Please work out how many lines in the entries contain "quote", then give that number with nothing added.

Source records
· · ·

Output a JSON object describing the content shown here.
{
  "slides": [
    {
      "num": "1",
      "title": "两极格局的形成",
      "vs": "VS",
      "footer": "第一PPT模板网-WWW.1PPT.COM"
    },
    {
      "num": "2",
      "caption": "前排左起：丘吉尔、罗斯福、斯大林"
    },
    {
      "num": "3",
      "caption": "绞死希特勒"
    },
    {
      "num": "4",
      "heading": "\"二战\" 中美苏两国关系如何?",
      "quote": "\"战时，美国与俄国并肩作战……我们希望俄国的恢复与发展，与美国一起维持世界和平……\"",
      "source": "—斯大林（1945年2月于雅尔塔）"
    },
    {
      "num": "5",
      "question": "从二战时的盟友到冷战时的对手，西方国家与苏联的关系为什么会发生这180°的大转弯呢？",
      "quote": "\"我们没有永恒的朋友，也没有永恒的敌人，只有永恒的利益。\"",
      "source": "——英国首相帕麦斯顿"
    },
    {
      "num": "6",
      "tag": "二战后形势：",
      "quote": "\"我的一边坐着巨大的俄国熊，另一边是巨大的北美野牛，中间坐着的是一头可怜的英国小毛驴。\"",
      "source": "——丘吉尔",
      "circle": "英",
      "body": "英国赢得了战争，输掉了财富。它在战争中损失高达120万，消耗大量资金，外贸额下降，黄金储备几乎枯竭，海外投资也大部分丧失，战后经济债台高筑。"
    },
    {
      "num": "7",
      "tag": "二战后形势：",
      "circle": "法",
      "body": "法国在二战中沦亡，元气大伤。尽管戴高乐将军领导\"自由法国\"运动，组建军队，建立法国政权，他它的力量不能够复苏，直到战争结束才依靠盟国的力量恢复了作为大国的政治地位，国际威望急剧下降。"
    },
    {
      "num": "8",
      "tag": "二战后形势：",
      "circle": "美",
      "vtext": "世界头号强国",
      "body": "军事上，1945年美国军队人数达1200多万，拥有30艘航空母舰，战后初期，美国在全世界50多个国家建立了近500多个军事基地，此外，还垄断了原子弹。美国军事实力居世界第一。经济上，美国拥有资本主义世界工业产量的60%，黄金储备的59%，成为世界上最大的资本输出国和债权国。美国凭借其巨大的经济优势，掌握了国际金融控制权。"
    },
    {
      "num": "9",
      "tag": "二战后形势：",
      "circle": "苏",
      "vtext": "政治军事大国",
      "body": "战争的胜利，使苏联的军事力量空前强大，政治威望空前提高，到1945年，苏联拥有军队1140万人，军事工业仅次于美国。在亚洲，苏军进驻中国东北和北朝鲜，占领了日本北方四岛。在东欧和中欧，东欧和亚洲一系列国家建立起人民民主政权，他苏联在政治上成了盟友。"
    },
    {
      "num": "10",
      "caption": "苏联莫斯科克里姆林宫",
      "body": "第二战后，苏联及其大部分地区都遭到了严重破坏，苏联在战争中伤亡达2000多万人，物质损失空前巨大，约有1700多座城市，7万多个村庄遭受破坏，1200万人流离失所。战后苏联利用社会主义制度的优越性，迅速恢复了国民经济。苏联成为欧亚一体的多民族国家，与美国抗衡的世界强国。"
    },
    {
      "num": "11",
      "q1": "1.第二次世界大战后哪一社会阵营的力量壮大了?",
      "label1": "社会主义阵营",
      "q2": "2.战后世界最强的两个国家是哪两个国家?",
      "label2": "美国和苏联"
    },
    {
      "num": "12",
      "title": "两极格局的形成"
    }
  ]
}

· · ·

-- EXERCISE OUTPUT --
3